While this research will be more directly presented to audiences at the National Gallery of Victoria through a series of videos, the furniture is designed as a poetic response to the findings.
The pastel-hued metallic objects incorporate decontextualised bits of electronic waste, like the casings from iPhones and laptop keyboards. One cubicle features a pigeonhole formed from a microwave, while a rubbish bin is lined with gold scavenged from circuit boards.
Several of the pieces also sport images of the surface of Mars, a reference to the extra-terrestrial origins of gold, which is widely thought to have arrived on earth via a meteorite shower.
"On a subliminal level, having the images of Mars evokes a feeling of deployed earth or an empty planet, which we thought moved the objects from being only functional to an evocative level," Farresin told Dezeen.

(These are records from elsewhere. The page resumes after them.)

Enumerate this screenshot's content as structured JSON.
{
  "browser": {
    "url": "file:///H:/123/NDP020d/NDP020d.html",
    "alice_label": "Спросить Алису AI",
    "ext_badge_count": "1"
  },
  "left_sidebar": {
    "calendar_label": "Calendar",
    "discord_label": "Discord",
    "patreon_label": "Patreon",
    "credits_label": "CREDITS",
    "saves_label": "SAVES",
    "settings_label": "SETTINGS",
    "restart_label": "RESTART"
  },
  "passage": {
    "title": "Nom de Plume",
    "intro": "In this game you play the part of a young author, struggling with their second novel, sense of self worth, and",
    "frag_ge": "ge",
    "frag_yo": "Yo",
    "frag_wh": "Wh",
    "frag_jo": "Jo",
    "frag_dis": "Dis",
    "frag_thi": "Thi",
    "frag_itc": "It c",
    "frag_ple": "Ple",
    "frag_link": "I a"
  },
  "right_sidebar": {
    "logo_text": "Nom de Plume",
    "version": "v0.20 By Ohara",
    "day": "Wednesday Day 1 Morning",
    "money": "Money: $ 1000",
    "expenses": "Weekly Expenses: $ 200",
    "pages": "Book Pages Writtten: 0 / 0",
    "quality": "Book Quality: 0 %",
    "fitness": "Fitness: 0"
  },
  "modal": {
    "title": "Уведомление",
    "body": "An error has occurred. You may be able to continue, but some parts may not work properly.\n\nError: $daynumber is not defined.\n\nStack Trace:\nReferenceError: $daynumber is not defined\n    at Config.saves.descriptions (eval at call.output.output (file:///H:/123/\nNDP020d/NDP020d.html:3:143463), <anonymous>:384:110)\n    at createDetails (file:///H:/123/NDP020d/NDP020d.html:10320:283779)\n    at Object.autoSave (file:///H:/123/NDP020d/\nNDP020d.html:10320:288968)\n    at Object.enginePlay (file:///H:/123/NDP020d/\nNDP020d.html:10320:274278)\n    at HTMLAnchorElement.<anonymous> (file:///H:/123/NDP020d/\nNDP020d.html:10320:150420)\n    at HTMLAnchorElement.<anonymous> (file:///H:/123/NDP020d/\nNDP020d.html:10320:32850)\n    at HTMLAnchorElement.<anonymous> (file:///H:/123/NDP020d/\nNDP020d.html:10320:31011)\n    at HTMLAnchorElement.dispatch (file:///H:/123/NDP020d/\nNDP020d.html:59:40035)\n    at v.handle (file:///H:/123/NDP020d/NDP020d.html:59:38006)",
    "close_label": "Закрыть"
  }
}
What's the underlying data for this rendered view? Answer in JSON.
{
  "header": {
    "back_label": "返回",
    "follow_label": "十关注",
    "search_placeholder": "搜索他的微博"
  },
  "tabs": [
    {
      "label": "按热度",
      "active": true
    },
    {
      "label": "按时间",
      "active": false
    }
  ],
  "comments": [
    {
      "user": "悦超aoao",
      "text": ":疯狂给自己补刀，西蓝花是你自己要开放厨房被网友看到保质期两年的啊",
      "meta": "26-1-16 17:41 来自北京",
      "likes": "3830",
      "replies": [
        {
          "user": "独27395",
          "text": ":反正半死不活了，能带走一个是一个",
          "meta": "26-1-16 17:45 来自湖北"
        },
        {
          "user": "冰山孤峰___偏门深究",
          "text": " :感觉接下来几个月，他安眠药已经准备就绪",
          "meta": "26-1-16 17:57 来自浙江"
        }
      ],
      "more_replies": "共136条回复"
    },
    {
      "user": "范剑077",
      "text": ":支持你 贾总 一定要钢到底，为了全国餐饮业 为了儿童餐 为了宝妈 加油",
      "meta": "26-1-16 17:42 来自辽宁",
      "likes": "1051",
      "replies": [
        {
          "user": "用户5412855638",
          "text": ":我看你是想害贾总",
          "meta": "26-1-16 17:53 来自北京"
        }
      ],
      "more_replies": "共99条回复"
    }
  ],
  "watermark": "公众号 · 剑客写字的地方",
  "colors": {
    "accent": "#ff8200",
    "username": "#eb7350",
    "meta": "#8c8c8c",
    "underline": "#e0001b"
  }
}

"We chose objects that were familiar within the office, but made them slightly odd and unfamiliar — the iPhone is under rather than on top of the table, you have the aeration grid that doesn’t serve to do anything on the leg of the table."
In addition to the table, rubbish bin and two cubicles, the collection includes a filing cabinet, desk, chair, lamp and shelf, all made primarily of dead stock.
With furniture specifically requested as part of the commission, Formafantasma decided the office environment made the most appropriate focus.
"The office is where you see the pragmatic approach of modernism in terms of quantification, use of space, functionality and so on," Farresin said.
"We feel that the same pragmatic approach based on quantification and supposed efficiency is also used with natural resources, so we thought the office was the right environment to express our investigation."
Formafantasma described the pieces as a "Trojan Horse" for their research.
"The collection of objects created for Ore Streams act as a Trojan Horse, using form and colour to initiate a deeper exploration of 'above-ground mining' and the complex role design plays in transforming natural resources into desirable products," they said.
They adopted the term "above-ground mining" in reference to a statistic that said that by 2080, the biggest metal reserves will not be underground but circulating in products or stored as ingots.
Their research project documents the electronic waste recycling process around the world, highlighting some of the issues in product design causing complications.
Based on this, the duo is encouraging designers and electronics companies to prioritise recyclability in their work, by taking such actions as improving labelling of parts, ensuring batteries and other hazardous components are easy to access and remove, considering a colour coding system that would enable different materials to be identified and sorted, and avoiding the use of glue to fix different materials together.
The Ore Streams research spanned two years and saw the designers disassemble electronic goods in their studio, visit recycling plants in Thailand and interview scientists, UN representatives, recyclers, NGO workers and electronics producers.
A number of these interviews are being shown in the NGV Triennial exhibition, which runs from 15 December 2017 to 15 April 2018.
Based in Amsterdam, Trimarchi and Farresin founded Formafantasma in 2009 after graduating from Design Academy Eindhoven. Their Wire Ring lamp for Flos was one of Dezeen's top ten lighting designs this year in Milan, while 2016 saw them produce objects inspired by Roman ruins.